If you carry out this experiment, please send me your group of photos at "

#### Annex: The camera as an instrument for measuring angles

By taking measurements in degrees from the photos it is necessary to obtain the measurement d in cm and apply a mathematical relationship to convert d to x, which is expressed in degrees. To obtain the relationship between the distance d on the photo and the real angular distance x, the following details have been considered.
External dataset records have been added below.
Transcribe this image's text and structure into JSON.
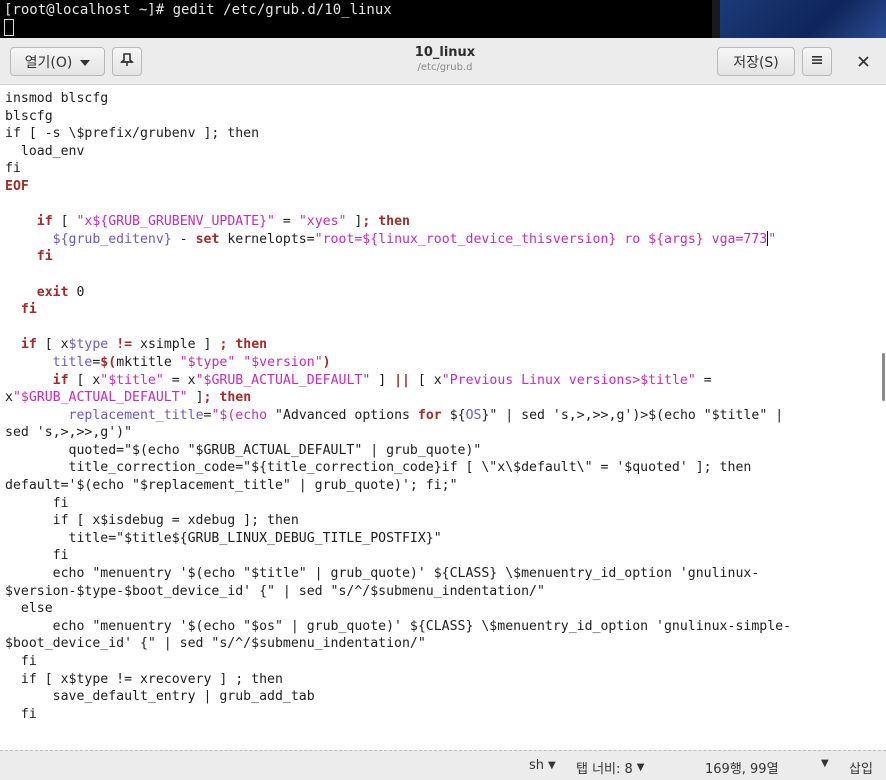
{
  "terminal": {
    "prompt_line": "[root@localhost ~]# gedit /etc/grub.d/10_linux"
  },
  "headerbar": {
    "open_label": "열기(O)",
    "title": "10_linux",
    "subtitle": "/etc/grub.d",
    "save_label": "저장(S)"
  },
  "icons": {
    "open_dropdown": "chevron-down-icon",
    "pin": "new-document-icon",
    "menu": "hamburger-icon",
    "close": "close-icon"
  },
  "editor": {
    "lines": [
      [
        {
          "t": "insmod blscfg"
        }
      ],
      [
        {
          "t": "blscfg"
        }
      ],
      [
        {
          "t": "if [ -s \\$prefix/grubenv ]; then"
        }
      ],
      [
        {
          "t": "  load_env"
        }
      ],
      [
        {
          "t": "fi"
        }
      ],
      [
        {
          "t": "EOF",
          "c": "kw"
        }
      ],
      [
        {
          "t": ""
        }
      ],
      [
        {
          "t": "    "
        },
        {
          "t": "if",
          "c": "kw"
        },
        {
          "t": " [ "
        },
        {
          "t": "\"x${GRUB_GRUBENV_UPDATE}\"",
          "c": "str"
        },
        {
          "t": " = "
        },
        {
          "t": "\"xyes\"",
          "c": "str"
        },
        {
          "t": " ]"
        },
        {
          "t": "; then",
          "c": "kw"
        }
      ],
      [
        {
          "t": "      "
        },
        {
          "t": "${grub_editenv}",
          "c": "var"
        },
        {
          "t": " - "
        },
        {
          "t": "set",
          "c": "kw"
        },
        {
          "t": " kernelopts="
        },
        {
          "t": "\"root=${linux_root_device_thisversion} ro ${args} vga=773",
          "c": "str"
        },
        {
          "caret": true
        },
        {
          "t": "\"",
          "c": "str"
        }
      ],
      [
        {
          "t": "    "
        },
        {
          "t": "fi",
          "c": "kw"
        }
      ],
      [
        {
          "t": ""
        }
      ],
      [
        {
          "t": "    "
        },
        {
          "t": "exit",
          "c": "kw"
        },
        {
          "t": " 0"
        }
      ],
      [
        {
          "t": "  "
        },
        {
          "t": "fi",
          "c": "kw"
        }
      ],
      [
        {
          "t": ""
        }
      ],
      [
        {
          "t": "  "
        },
        {
          "t": "if",
          "c": "kw"
        },
        {
          "t": " [ x"
        },
        {
          "t": "$type",
          "c": "var"
        },
        {
          "t": " "
        },
        {
          "t": "!=",
          "c": "kw"
        },
        {
          "t": " xsimple ] "
        },
        {
          "t": "; then",
          "c": "kw"
        }
      ],
      [
        {
          "t": "      "
        },
        {
          "t": "title",
          "c": "var"
        },
        {
          "t": "="
        },
        {
          "t": "$(",
          "c": "kw"
        },
        {
          "t": "mktitle "
        },
        {
          "t": "\"$type\"",
          "c": "str"
        },
        {
          "t": " "
        },
        {
          "t": "\"$version\"",
          "c": "str"
        },
        {
          "t": ")",
          "c": "kw"
        }
      ],
      [
        {
          "t": "      "
        },
        {
          "t": "if",
          "c": "kw"
        },
        {
          "t": " [ x"
        },
        {
          "t": "\"$title\"",
          "c": "str"
        },
        {
          "t": " = x"
        },
        {
          "t": "\"$GRUB_ACTUAL_DEFAULT\"",
          "c": "str"
        },
        {
          "t": " ] "
        },
        {
          "t": "||",
          "c": "kw"
        },
        {
          "t": " [ x"
        },
        {
          "t": "\"Previous Linux versions>$title\"",
          "c": "str"
        },
        {
          "t": " ="
        }
      ],
      [
        {
          "t": "x"
        },
        {
          "t": "\"$GRUB_ACTUAL_DEFAULT\"",
          "c": "str"
        },
        {
          "t": " ]"
        },
        {
          "t": "; then",
          "c": "kw"
        }
      ],
      [
        {
          "t": "        "
        },
        {
          "t": "replacement_title",
          "c": "var"
        },
        {
          "t": "="
        },
        {
          "t": "\"$(echo ",
          "c": "str"
        },
        {
          "t": "\"Advanced options "
        },
        {
          "t": "for",
          "c": "kw"
        },
        {
          "t": " ${"
        },
        {
          "t": "OS",
          "c": "var"
        },
        {
          "t": "}\" | sed 's,>,>>,g')>$(echo \"$title\" |"
        }
      ],
      [
        {
          "t": "sed 's,>,>>,g')\""
        }
      ],
      [
        {
          "t": "        quoted=\"$(echo \"$GRUB_ACTUAL_DEFAULT\" | grub_quote)\""
        }
      ],
      [
        {
          "t": "        title_correction_code=\"${title_correction_code}if [ \\\"x\\$default\\\" = '$quoted' ]; then"
        }
      ],
      [
        {
          "t": "default='$(echo \"$replacement_title\" | grub_quote)'; fi;\""
        }
      ],
      [
        {
          "t": "      fi"
        }
      ],
      [
        {
          "t": "      if [ x$isdebug = xdebug ]; then"
        }
      ],
      [
        {
          "t": "        title=\"$title${GRUB_LINUX_DEBUG_TITLE_POSTFIX}\""
        }
      ],
      [
        {
          "t": "      fi"
        }
      ],
      [
        {
          "t": "      echo \"menuentry '$(echo \"$title\" | grub_quote)' ${CLASS} \\$menuentry_id_option 'gnulinux-"
        }
      ],
      [
        {
          "t": "$version-$type-$boot_device_id' {\" | sed \"s/^/$submenu_indentation/\""
        }
      ],
      [
        {
          "t": "  else"
        }
      ],
      [
        {
          "t": "      echo \"menuentry '$(echo \"$os\" | grub_quote)' ${CLASS} \\$menuentry_id_option 'gnulinux-simple-"
        }
      ],
      [
        {
          "t": "$boot_device_id' {\" | sed \"s/^/$submenu_indentation/\""
        }
      ],
      [
        {
          "t": "  fi"
        }
      ],
      [
        {
          "t": "  if [ x$type != xrecovery ] ; then"
        }
      ],
      [
        {
          "t": "      save_default_entry | grub_add_tab"
        }
      ],
      [
        {
          "t": "  fi"
        }
      ]
    ]
  },
  "statusbar": {
    "language": "sh",
    "tab_width": "탭 너비: 8",
    "position": "169행, 99열",
    "mode": "삽입"
  }
}
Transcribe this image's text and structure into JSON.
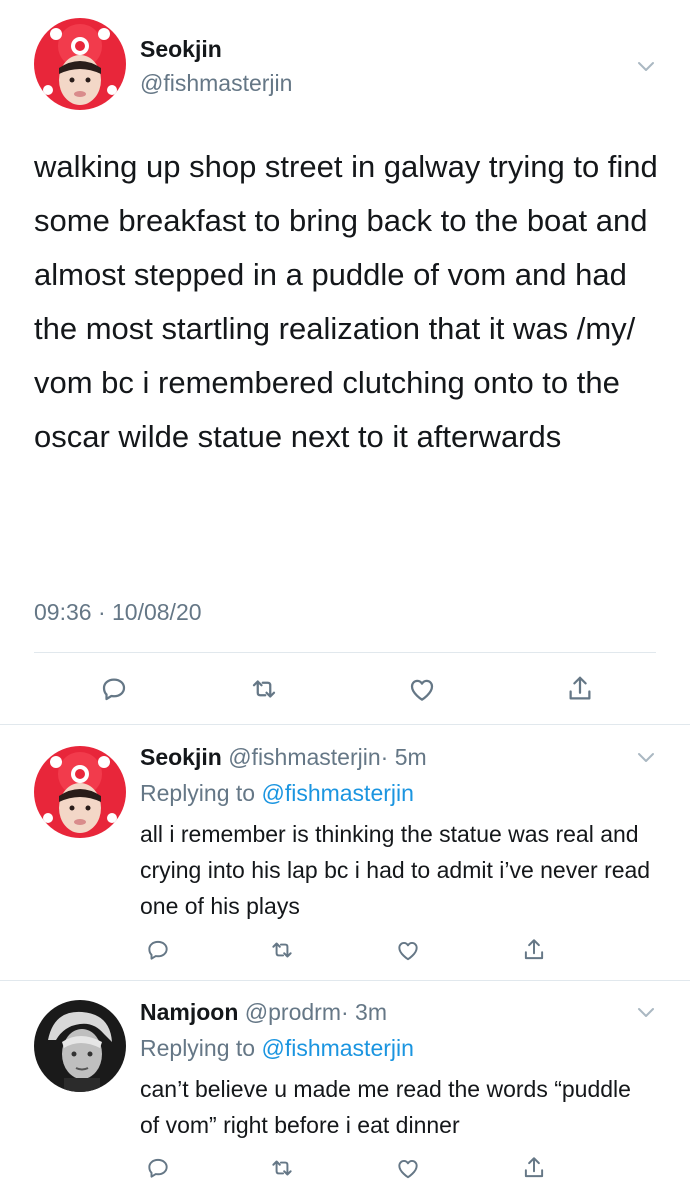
{
  "main_tweet": {
    "display_name": "Seokjin",
    "handle": "@fishmasterjin",
    "body": "walking up shop street in galway trying to find some breakfast to bring back to the boat and almost stepped in a puddle of vom and had the most startling realization that it was /my/ vom bc i remembered clutching onto to the oscar wilde statue next to it afterwards",
    "timestamp": "09:36 · 10/08/20"
  },
  "replies": [
    {
      "display_name": "Seokjin",
      "handle": "@fishmasterjin",
      "age": "· 5m",
      "replying_label": "Replying to",
      "replying_to": "@fishmasterjin",
      "body": "all i remember is thinking the statue was real and crying into his lap bc i had to admit i’ve never read one of his plays"
    },
    {
      "display_name": "Namjoon",
      "handle": "@prodrm",
      "age": "· 3m",
      "replying_label": "Replying to",
      "replying_to": "@fishmasterjin",
      "body": "can’t believe u made me read the words “puddle of vom” right before i eat dinner"
    }
  ],
  "icons": {
    "reply": "reply-icon",
    "retweet": "retweet-icon",
    "like": "heart-icon",
    "share": "share-icon",
    "menu": "chevron-down-icon"
  },
  "colors": {
    "text": "#14171a",
    "muted": "#657786",
    "link": "#1b95e0",
    "divider": "#e1e8ed"
  }
}
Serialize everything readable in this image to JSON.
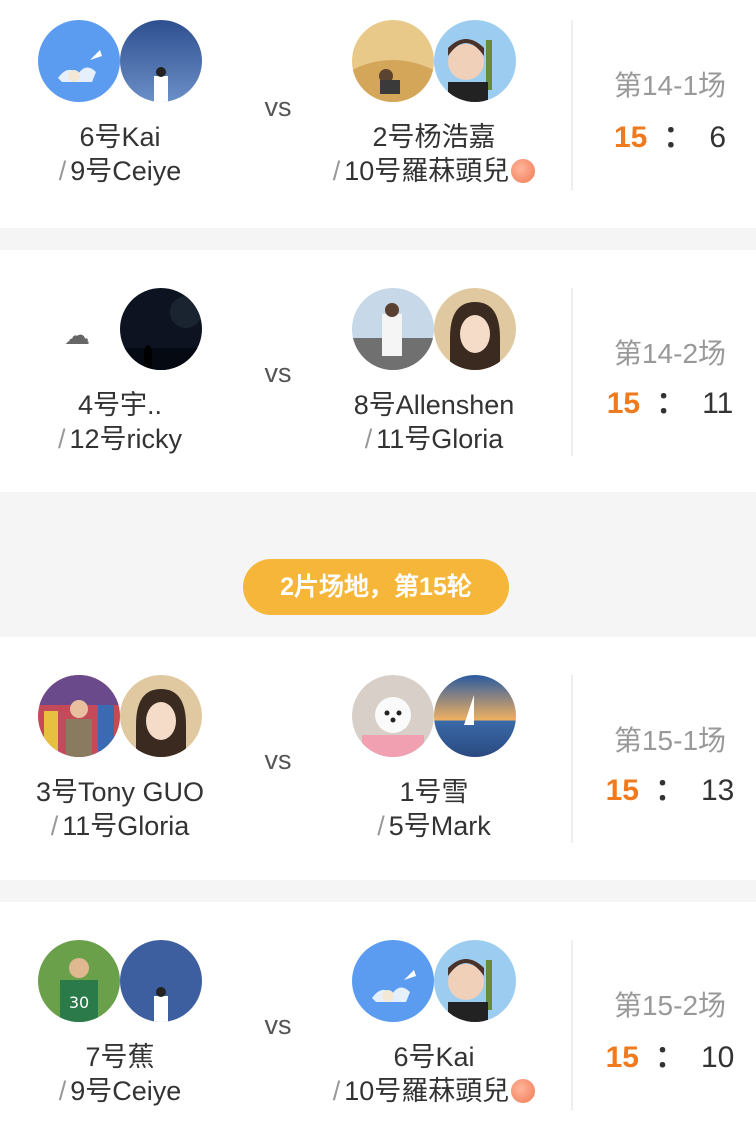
{
  "matches": [
    {
      "round": "第14-1场",
      "team_left": {
        "p1": "6号Kai",
        "p2": "9号Ceiye"
      },
      "team_right": {
        "p1": "2号杨浩嘉",
        "p2": "10号羅菻頭兒"
      },
      "score_left": "15",
      "score_right": "6",
      "vs": "vs"
    },
    {
      "round": "第14-2场",
      "team_left": {
        "p1": "4号宇..",
        "p2": "12号ricky"
      },
      "team_right": {
        "p1": "8号Allenshen",
        "p2": "11号Gloria"
      },
      "score_left": "15",
      "score_right": "11",
      "vs": "vs"
    },
    {
      "round": "第15-1场",
      "team_left": {
        "p1": "3号Tony GUO",
        "p2": "11号Gloria"
      },
      "team_right": {
        "p1": "1号雪",
        "p2": "5号Mark"
      },
      "score_left": "15",
      "score_right": "13",
      "vs": "vs"
    },
    {
      "round": "第15-2场",
      "team_left": {
        "p1": "7号蕉",
        "p2": "9号Ceiye"
      },
      "team_right": {
        "p1": "6号Kai",
        "p2": "10号羅菻頭兒"
      },
      "score_left": "15",
      "score_right": "10",
      "vs": "vs"
    }
  ],
  "banner": "2片场地，第15轮",
  "separator": "/",
  "score_colon": "：",
  "colors": {
    "winner": "#f07a1e",
    "banner": "#f5b63a",
    "page_bg": "#f5f5f5"
  }
}
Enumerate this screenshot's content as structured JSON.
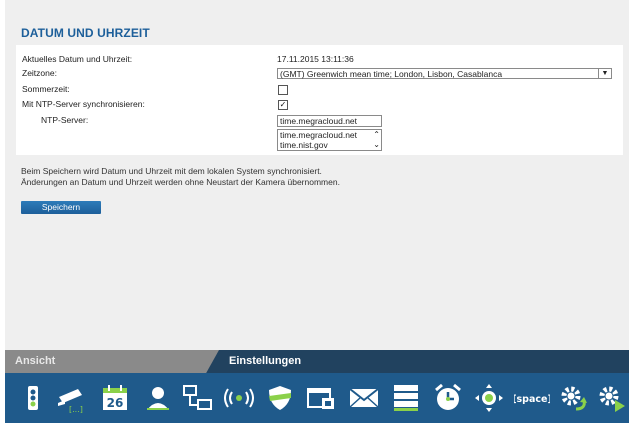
{
  "page": {
    "title": "DATUM UND UHRZEIT"
  },
  "form": {
    "current_label": "Aktuelles Datum und Uhrzeit:",
    "current_value": "17.11.2015 13:11:36",
    "timezone_label": "Zeitzone:",
    "timezone_value": "(GMT) Greenwich mean time; London, Lisbon, Casablanca",
    "dst_label": "Sommerzeit:",
    "dst_checked": false,
    "ntp_sync_label": "Mit NTP-Server synchronisieren:",
    "ntp_sync_checked": true,
    "ntp_server_label": "NTP-Server:",
    "ntp_server_value": "time.megracloud.net",
    "ntp_server_options": [
      "time.megracloud.net",
      "time.nist.gov"
    ]
  },
  "notes": {
    "line1": "Beim Speichern wird Datum und Uhrzeit mit dem lokalen System synchronisiert.",
    "line2": "Änderungen an Datum und Uhrzeit werden ohne Neustart der Kamera übernommen."
  },
  "save_label": "Speichern",
  "tabs": {
    "view": "Ansicht",
    "settings": "Einstellungen"
  },
  "toolbar": {
    "icons": [
      "traffic-light-icon",
      "camera-icon",
      "calendar-icon",
      "user-icon",
      "network-icon",
      "wireless-icon",
      "shield-icon",
      "window-icon",
      "mail-icon",
      "storage-icon",
      "alarm-clock-icon",
      "ptz-icon",
      "space-icon",
      "gear-refresh-icon",
      "gear-play-icon"
    ],
    "calendar_day": "26",
    "space_text": "[space]"
  },
  "colors": {
    "accent": "#1d5f9a",
    "tabbar": "#21425f",
    "toolbar": "#1f5a8b",
    "icon_green": "#8bd14a"
  }
}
The negative of the camera has a width of 36mm, so the maximum angular width of the camera b verifies, tan β/2 = 18/f because the camera, under an angle β/2, sees 18mm from the focal length f (fig 7).

Therefore the maximum angular width is

*β = 2 arctan (18/f)*

It is essential to consider that if a paper photo of 10x15 is used, as in our case, some corrections must be introduced. Really only 33mm of the negative appears on the paper copy (which has a width of 15.1 cm). By using a proportion, the corresponding distance to the 36 mm is 16.5 cm, and also this is the corresponding distance to the maximum angle b. Then the relationship between angles and distances is x/β = d/16.5 and the following formula is obtained,

x = β/(16.5 d)

The photos presented in this paper were taken with various cameras, with different focal lengths. In table II the focal length f, the distance d determined on the photos in cm and the angular distance x, obtained using the conversion explained above, appear.

Sunsets in Riga, Barcelona, Bogota, La Paz and Esquel. An equinox and two solstices have been published for each city.(Dates in table 2)

#### Photos and Authors

My great thanks to the teachers and professors from several latitudes that helped me to take the photos necessary to prepare this activity.

**References**

Camino, N., Ros, R.M., ¿Por dónde sale el Sol?. Educación en Ciencias. Universidad General San Martín, I, 3, 11, 17, 1998.

Ros, R.M., Saulrieta Uznemumu Apstrade, Zvaigznota Debess, 146, 51, 53, Riga, 1994.

Ros, Laboratorio de Astronomía, Tribuna de Astronomía, 154, 18, 29, Madrid, 1998.

Ros, R.M., Lanciano, N., El horizonte en la Astronomía, Astronomía, Astrofísica y Astronáutica, 76, 12, 20, Barcelona, 1995.

Ros, R.M., Llinàs, M.J., Determination of the obliquity of the ecliptic, International Astronomical Union, Com. 46, Newsletter, 28, 11, 13, Liège, 1989.

Ros, R.M., Llinàs, M.J., El eje del mundo esta torcido, Tribuna de Astronomía, 64, 52, 55, Madrid, 1991.

Ros, R.M., Viñuales, E., Saurina, C. Astronomía: Fotografía y Telescopio. Mira Editores. Zaragoza, 1993.